Humanitarianism vs. Justice
To hear President George W. Bush’s critics tell it, the steps the United States government took to fight terrorism after 9/11—from the holding of detainees at Guantánamo Bay to the Patriot Act—amounted to an unprecedented assault on civil liberties that was at odds with America’s long, noble tradition of upholding the rule of law even in wartime. Yale law professor John Fabian Witt is hardly a Bush partisan, but, based on his meticulous study of legal and military history, he reaches a very different conclusion—one that is more complicated and more interesting.
“From the Revolution forward,” he writes in Lincoln’s Code: The Laws of War in American History, “the United States’ long history of leadership in creating the laws of war stands cheek by jowl with a destructive style of warfare that has come to be known among military historians as the ‘American way of war.’”
About the Author

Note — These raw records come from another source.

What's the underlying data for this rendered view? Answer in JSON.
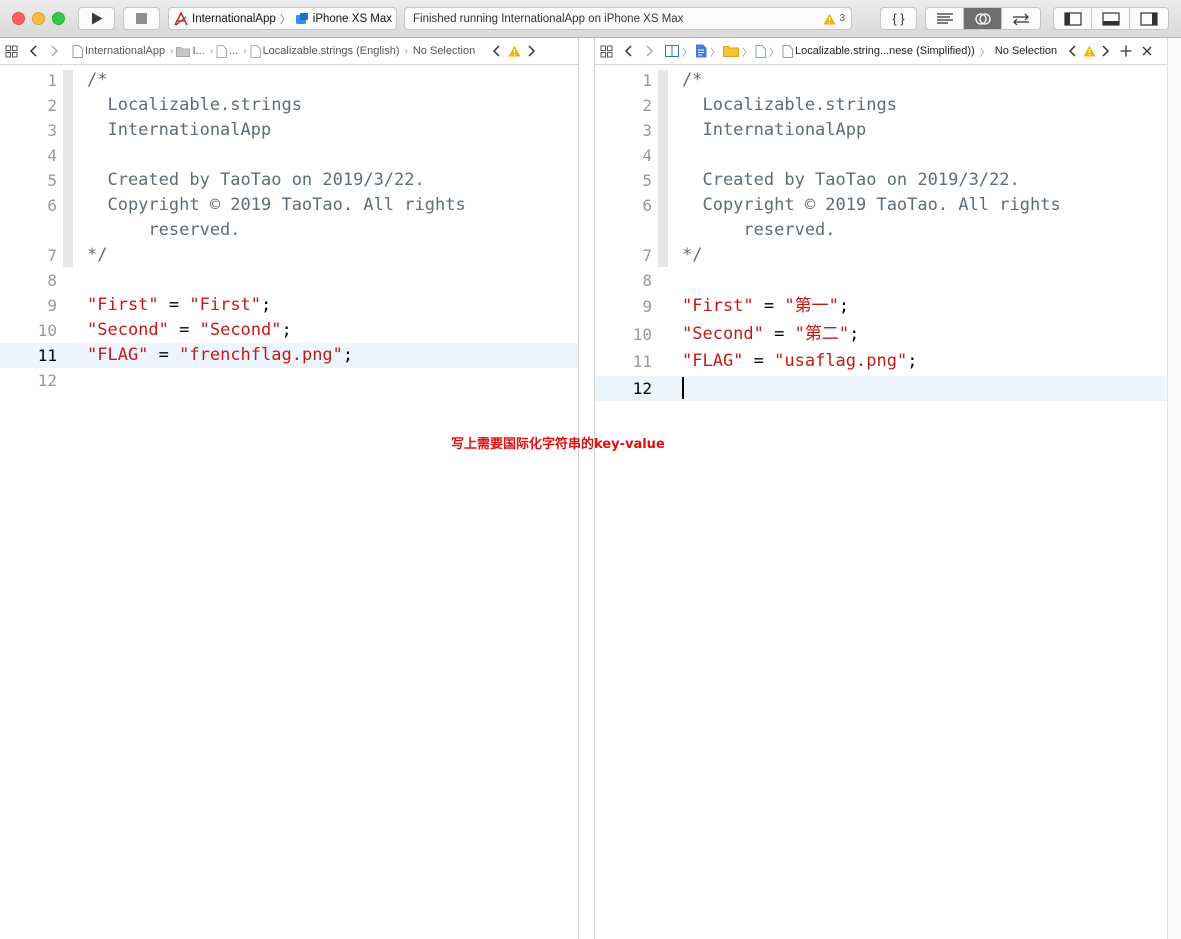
{
  "toolbar": {
    "scheme_app": "InternationalApp",
    "scheme_device": "iPhone XS Max",
    "status_text": "Finished running InternationalApp on iPhone XS Max",
    "warning_count": "3",
    "code_review_label": "{ }"
  },
  "left_editor": {
    "jumpbar": {
      "project": "InternationalApp",
      "group": "I...",
      "folder": "...",
      "file": "Localizable.strings (English)",
      "selection": "No Selection"
    },
    "lines": [
      {
        "num": "1",
        "text": "/*",
        "kind": "comment"
      },
      {
        "num": "2",
        "text": "  Localizable.strings",
        "kind": "comment"
      },
      {
        "num": "3",
        "text": "  InternationalApp",
        "kind": "comment"
      },
      {
        "num": "4",
        "text": "",
        "kind": "comment"
      },
      {
        "num": "5",
        "text": "  Created by TaoTao on 2019/3/22.",
        "kind": "comment"
      },
      {
        "num": "6",
        "text": "  Copyright © 2019 TaoTao. All rights",
        "kind": "comment"
      },
      {
        "num": "",
        "text": "      reserved.",
        "kind": "comment"
      },
      {
        "num": "7",
        "text": "*/",
        "kind": "comment"
      },
      {
        "num": "8",
        "text": "",
        "kind": "comment"
      },
      {
        "num": "9",
        "key": "\"First\"",
        "eq": " = ",
        "value": "\"First\"",
        "end": ";"
      },
      {
        "num": "10",
        "key": "\"Second\"",
        "eq": " = ",
        "value": "\"Second\"",
        "end": ";"
      },
      {
        "num": "11",
        "key": "\"FLAG\"",
        "eq": " = ",
        "value": "\"frenchflag.png\"",
        "end": ";"
      },
      {
        "num": "12",
        "text": "",
        "kind": "comment"
      }
    ]
  },
  "right_editor": {
    "jumpbar": {
      "file": "Localizable.string...nese (Simplified))",
      "selection": "No Selection"
    },
    "lines": [
      {
        "num": "1",
        "text": "/*",
        "kind": "comment"
      },
      {
        "num": "2",
        "text": "  Localizable.strings",
        "kind": "comment"
      },
      {
        "num": "3",
        "text": "  InternationalApp",
        "kind": "comment"
      },
      {
        "num": "4",
        "text": "",
        "kind": "comment"
      },
      {
        "num": "5",
        "text": "  Created by TaoTao on 2019/3/22.",
        "kind": "comment"
      },
      {
        "num": "6",
        "text": "  Copyright © 2019 TaoTao. All rights",
        "kind": "comment"
      },
      {
        "num": "",
        "text": "      reserved.",
        "kind": "comment"
      },
      {
        "num": "7",
        "text": "*/",
        "kind": "comment"
      },
      {
        "num": "8",
        "text": "",
        "kind": "comment"
      },
      {
        "num": "9",
        "key": "\"First\"",
        "eq": " = ",
        "value": "\"第一\"",
        "end": ";"
      },
      {
        "num": "10",
        "key": "\"Second\"",
        "eq": " = ",
        "value": "\"第二\"",
        "end": ";"
      },
      {
        "num": "11",
        "key": "\"FLAG\"",
        "eq": " = ",
        "value": "\"usaflag.png\"",
        "end": ";"
      },
      {
        "num": "12",
        "text": "",
        "kind": "comment"
      }
    ]
  },
  "annotation": "写上需要国际化字符串的key-value",
  "colors": {
    "string": "#c41a16",
    "comment": "#5d6c79",
    "current_line": "#ecf5fe",
    "annotation": "#e01010"
  }
}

Max Boot, a regular contributor to Commentary’s blog, Contentions, is Jeane J. Kirkpatrick Senior Fellow in national security studies at the Council on Foreign Relations and author of the forthcoming Invisible Armies: An Epic History of Guerrilla Warfare from Ancient Times to the Present (Liveright).